§ **Work required**: Would you return the entries below word for word?

§ **Source information**:
-*-*-

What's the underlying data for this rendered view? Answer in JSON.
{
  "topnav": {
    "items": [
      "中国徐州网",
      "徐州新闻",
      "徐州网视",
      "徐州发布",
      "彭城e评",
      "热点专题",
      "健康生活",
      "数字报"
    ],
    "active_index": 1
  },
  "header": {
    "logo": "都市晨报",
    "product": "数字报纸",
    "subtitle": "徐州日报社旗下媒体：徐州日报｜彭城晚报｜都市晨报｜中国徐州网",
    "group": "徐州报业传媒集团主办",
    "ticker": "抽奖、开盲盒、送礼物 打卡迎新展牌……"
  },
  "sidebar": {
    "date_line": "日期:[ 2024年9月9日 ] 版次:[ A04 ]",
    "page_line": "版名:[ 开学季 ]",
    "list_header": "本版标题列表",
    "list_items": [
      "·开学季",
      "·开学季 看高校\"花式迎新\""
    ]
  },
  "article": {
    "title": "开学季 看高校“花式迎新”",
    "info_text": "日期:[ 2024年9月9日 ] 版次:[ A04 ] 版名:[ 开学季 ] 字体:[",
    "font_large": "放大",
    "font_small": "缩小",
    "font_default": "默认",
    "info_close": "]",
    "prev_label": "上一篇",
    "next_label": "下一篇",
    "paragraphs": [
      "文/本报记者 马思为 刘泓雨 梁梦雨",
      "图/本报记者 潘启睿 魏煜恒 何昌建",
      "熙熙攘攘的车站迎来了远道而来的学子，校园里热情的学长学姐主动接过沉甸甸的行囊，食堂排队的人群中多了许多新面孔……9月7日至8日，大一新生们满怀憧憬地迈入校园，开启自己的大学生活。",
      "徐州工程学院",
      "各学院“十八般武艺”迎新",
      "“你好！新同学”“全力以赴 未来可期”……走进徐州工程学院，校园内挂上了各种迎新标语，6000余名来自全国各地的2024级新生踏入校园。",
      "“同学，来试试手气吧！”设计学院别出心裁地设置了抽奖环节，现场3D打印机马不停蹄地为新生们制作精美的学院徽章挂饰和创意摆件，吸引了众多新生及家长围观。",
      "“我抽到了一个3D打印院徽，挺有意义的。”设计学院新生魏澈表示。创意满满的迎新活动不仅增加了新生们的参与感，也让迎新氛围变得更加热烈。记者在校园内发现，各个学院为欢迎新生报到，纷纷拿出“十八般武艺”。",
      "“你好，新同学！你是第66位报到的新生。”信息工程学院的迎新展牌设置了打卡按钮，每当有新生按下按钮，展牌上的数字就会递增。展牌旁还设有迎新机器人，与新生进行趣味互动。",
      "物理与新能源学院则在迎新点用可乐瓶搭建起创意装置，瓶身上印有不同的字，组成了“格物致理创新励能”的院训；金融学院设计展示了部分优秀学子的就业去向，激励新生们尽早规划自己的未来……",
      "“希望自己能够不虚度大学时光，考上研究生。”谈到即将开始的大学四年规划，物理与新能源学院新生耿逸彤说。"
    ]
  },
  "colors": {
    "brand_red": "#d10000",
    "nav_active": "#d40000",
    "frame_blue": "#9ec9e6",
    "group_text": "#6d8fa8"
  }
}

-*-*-

§ **Output for this exercise**:
What's the underlying data for this rendered view? Answer in JSON.
{
  "topnav": {
    "items": [
      "中国徐州网",
      "徐州新闻",
      "徐州网视",
      "徐州发布",
      "彭城e评",
      "热点专题",
      "健康生活",
      "数字报"
    ],
    "active_index": 1
  },
  "header": {
    "logo": "都市晨报",
    "product": "数字报纸",
    "subtitle": "徐州日报社旗下媒体：徐州日报｜彭城晚报｜都市晨报｜中国徐州网",
    "group": "徐州报业传媒集团主办",
    "ticker": "抽奖、开盲盒、送礼物 打卡迎新展牌……"
  },
  "sidebar": {
    "date_line": "日期:[ 2024年9月9日 ] 版次:[ A04 ]",
    "page_line": "版名:[ 开学季 ]",
    "list_header": "本版标题列表",
    "list_items": [
      "·开学季",
      "·开学季 看高校\"花式迎新\""
    ]
  },
  "article": {
    "title": "开学季 看高校“花式迎新”",
    "info_text": "日期:[ 2024年9月9日 ] 版次:[ A04 ] 版名:[ 开学季 ] 字体:[",
    "font_large": "放大",
    "font_small": "缩小",
    "font_default": "默认",
    "info_close": "]",
    "prev_label": "上一篇",
    "next_label": "下一篇",
    "paragraphs": [
      "文/本报记者 马思为 刘泓雨 梁梦雨",
      "图/本报记者 潘启睿 魏煜恒 何昌建",
      "熙熙攘攘的车站迎来了远道而来的学子，校园里热情的学长学姐主动接过沉甸甸的行囊，食堂排队的人群中多了许多新面孔……9月7日至8日，大一新生们满怀憧憬地迈入校园，开启自己的大学生活。",
      "徐州工程学院",
      "各学院“十八般武艺”迎新",
      "“你好！新同学”“全力以赴 未来可期”……走进徐州工程学院，校园内挂上了各种迎新标语，6000余名来自全国各地的2024级新生踏入校园。",
      "“同学，来试试手气吧！”设计学院别出心裁地设置了抽奖环节，现场3D打印机马不停蹄地为新生们制作精美的学院徽章挂饰和创意摆件，吸引了众多新生及家长围观。",
      "“我抽到了一个3D打印院徽，挺有意义的。”设计学院新生魏澈表示。创意满满的迎新活动不仅增加了新生们的参与感，也让迎新氛围变得更加热烈。记者在校园内发现，各个学院为欢迎新生报到，纷纷拿出“十八般武艺”。",
      "“你好，新同学！你是第66位报到的新生。”信息工程学院的迎新展牌设置了打卡按钮，每当有新生按下按钮，展牌上的数字就会递增。展牌旁还设有迎新机器人，与新生进行趣味互动。",
      "物理与新能源学院则在迎新点用可乐瓶搭建起创意装置，瓶身上印有不同的字，组成了“格物致理创新励能”的院训；金融学院设计展示了部分优秀学子的就业去向，激励新生们尽早规划自己的未来……",
      "“希望自己能够不虚度大学时光，考上研究生。”谈到即将开始的大学四年规划，物理与新能源学院新生耿逸彤说。"
    ]
  },
  "colors": {
    "brand_red": "#d10000",
    "nav_active": "#d40000",
    "frame_blue": "#9ec9e6",
    "group_text": "#6d8fa8"
  }
}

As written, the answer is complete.